John came in today. He’s always looking for history. He always has a list. The list is in a huge notebook with creased and folded pages, and with a pencil eased in and held against the muscles of the book’s spine.
He is usually quite worked up. This is always because he has found more reading.
‘For God’s sake, more reading. And I’m getting on in life.’ He leans hopelessly against the counter.
We go through the list. Today it is John Maynard Keynes, the English economist who died in 1946.
‘I really need this.’ (Essays in Persuasion).
He tells me about his high school. ‘The maths teacher used to beat me.’
‘And I want this one.’ (A Treatise on Possibility).
‘And this. Can you get this?’ (Essays in Biography).

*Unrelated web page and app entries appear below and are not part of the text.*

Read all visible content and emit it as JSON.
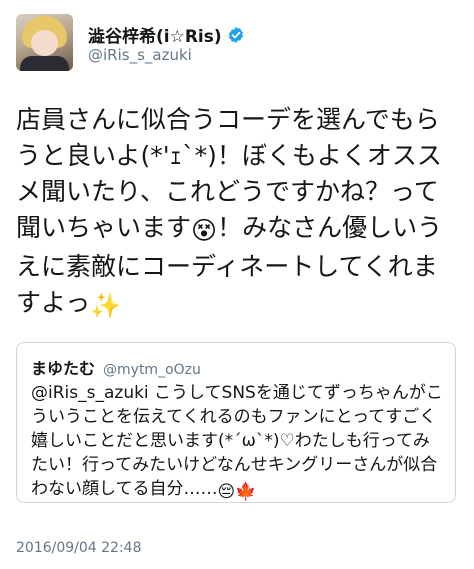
{
  "author": {
    "display_name": "澁谷梓希(i☆Ris)",
    "handle": "@iRis_s_azuki",
    "avatar_icon": "profile-photo",
    "verified_icon": "verified-badge-icon",
    "verified_color": "#1da1f2"
  },
  "tweet": {
    "text_part1": "店員さんに似合うコーデを選んでもらうと良いよ(*'ｪ`*)！ぼくもよくオススメ聞いたり、これどうですかね？って聞いちゃいます",
    "emoji1": "😵",
    "text_part2": "！みなさん優しいうえに素敵にコーディネートしてくれますよっ",
    "emoji2": "✨"
  },
  "quoted_tweet": {
    "display_name": "まゆたむ",
    "handle": "@mytm_oOzu",
    "text": "@iRis_s_azuki こうしてSNSを通じてずっちゃんがこういうことを伝えてくれるのもファンにとってすごく嬉しいことだと思います(*´ω`*)♡わたしも行ってみたい！行ってみたいけどなんせキングリーさんが似合わない顔してる自分……",
    "emoji1": "😔",
    "emoji2": "🍁"
  },
  "timestamp": "2016/09/04 22:48"
}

Suddenly he asks me about Clive Cussler. ‘Does he write his own books?’
I said that he did. But then, later on, he collaborated with other writers.

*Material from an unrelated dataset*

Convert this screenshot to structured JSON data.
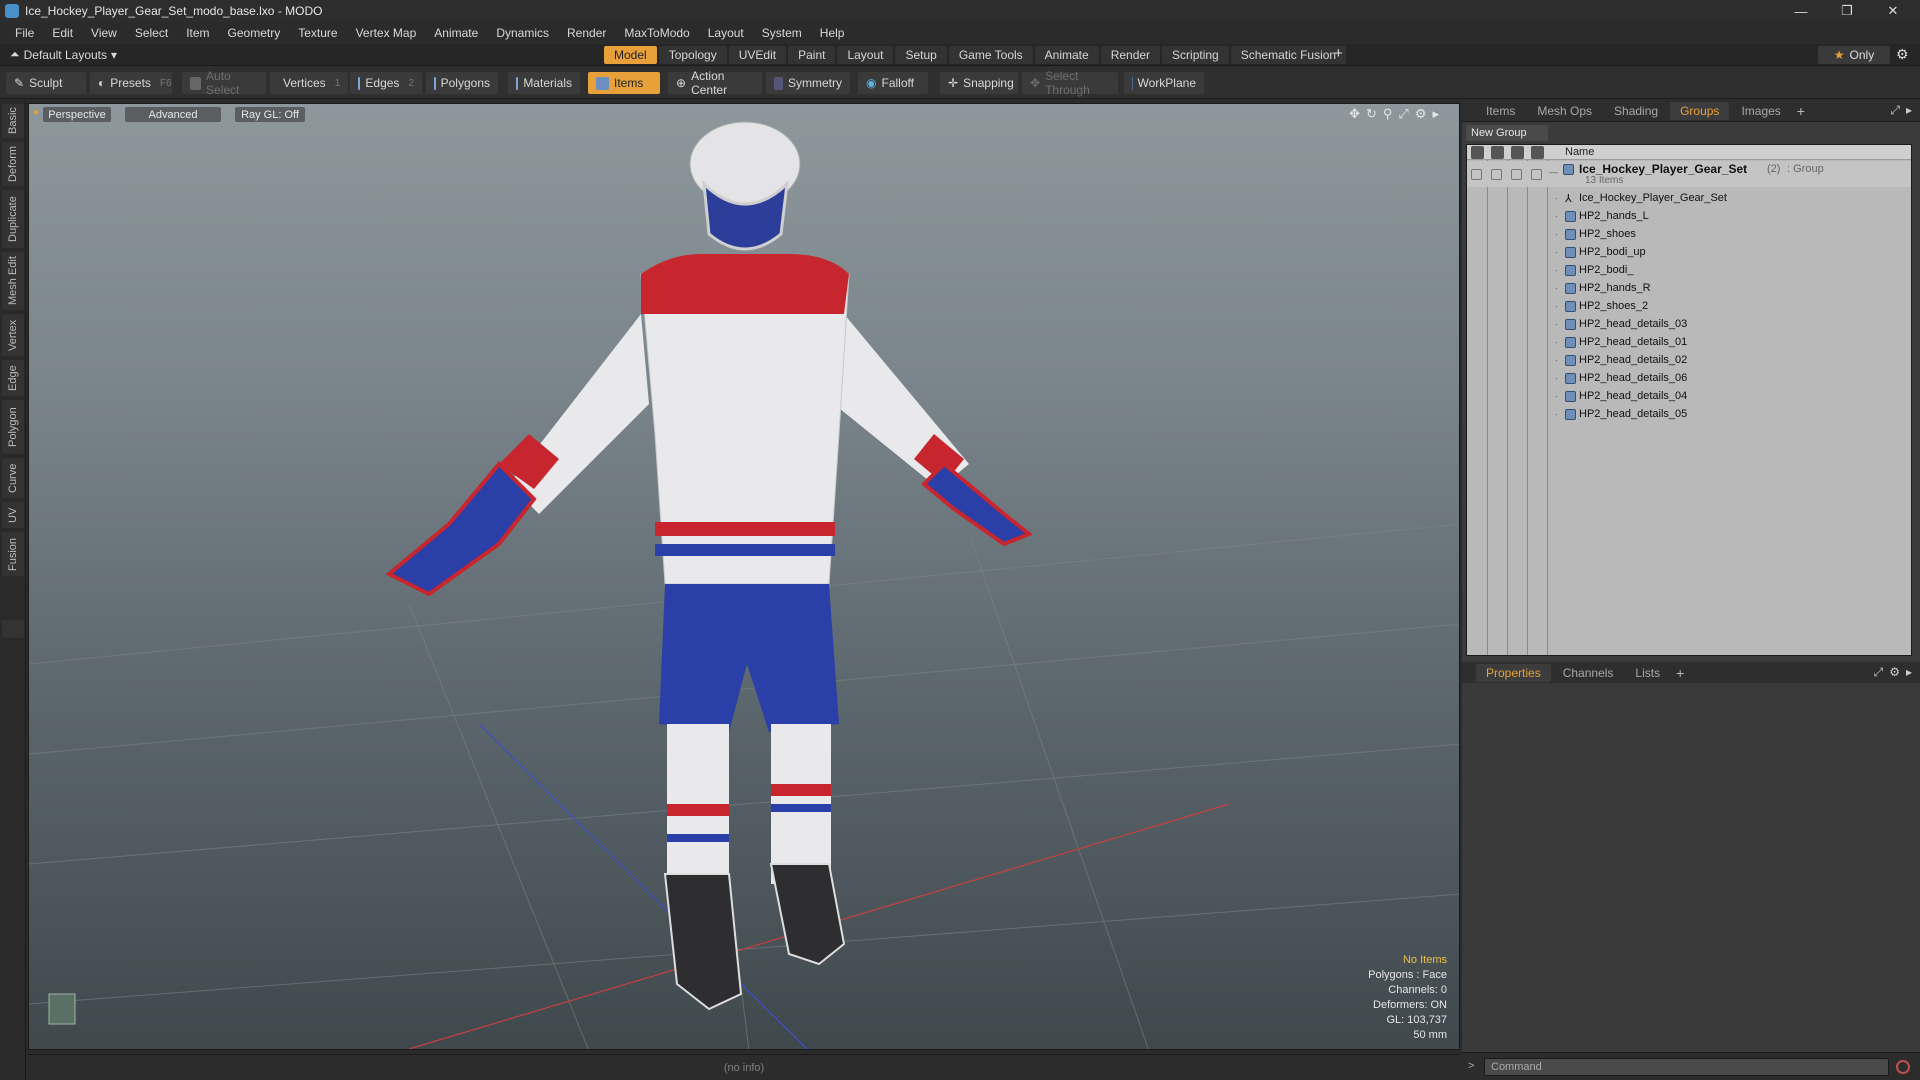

John gave a shout of laughter. ‘Like Rembrandt, then! He used to get his students to do some of his stuff. You know, the apprentices. There they were, all doing the backgrounds.’
He kept laughing. His beard swung about. Other customers looked around.
‘And John Macarthur. You know him? It was Elizabeth that ran the place, did the sheep, brought in the merinos. Not him, the old scoundrel. Not the same thing as Clive Cussler of course. But it was still Elizabeth that brought in the merinos.’
Then he left, taking his notebook and pencil, and with his beard subdued for the time being.
Self Portrait with Saskia by Rembrandt c.1635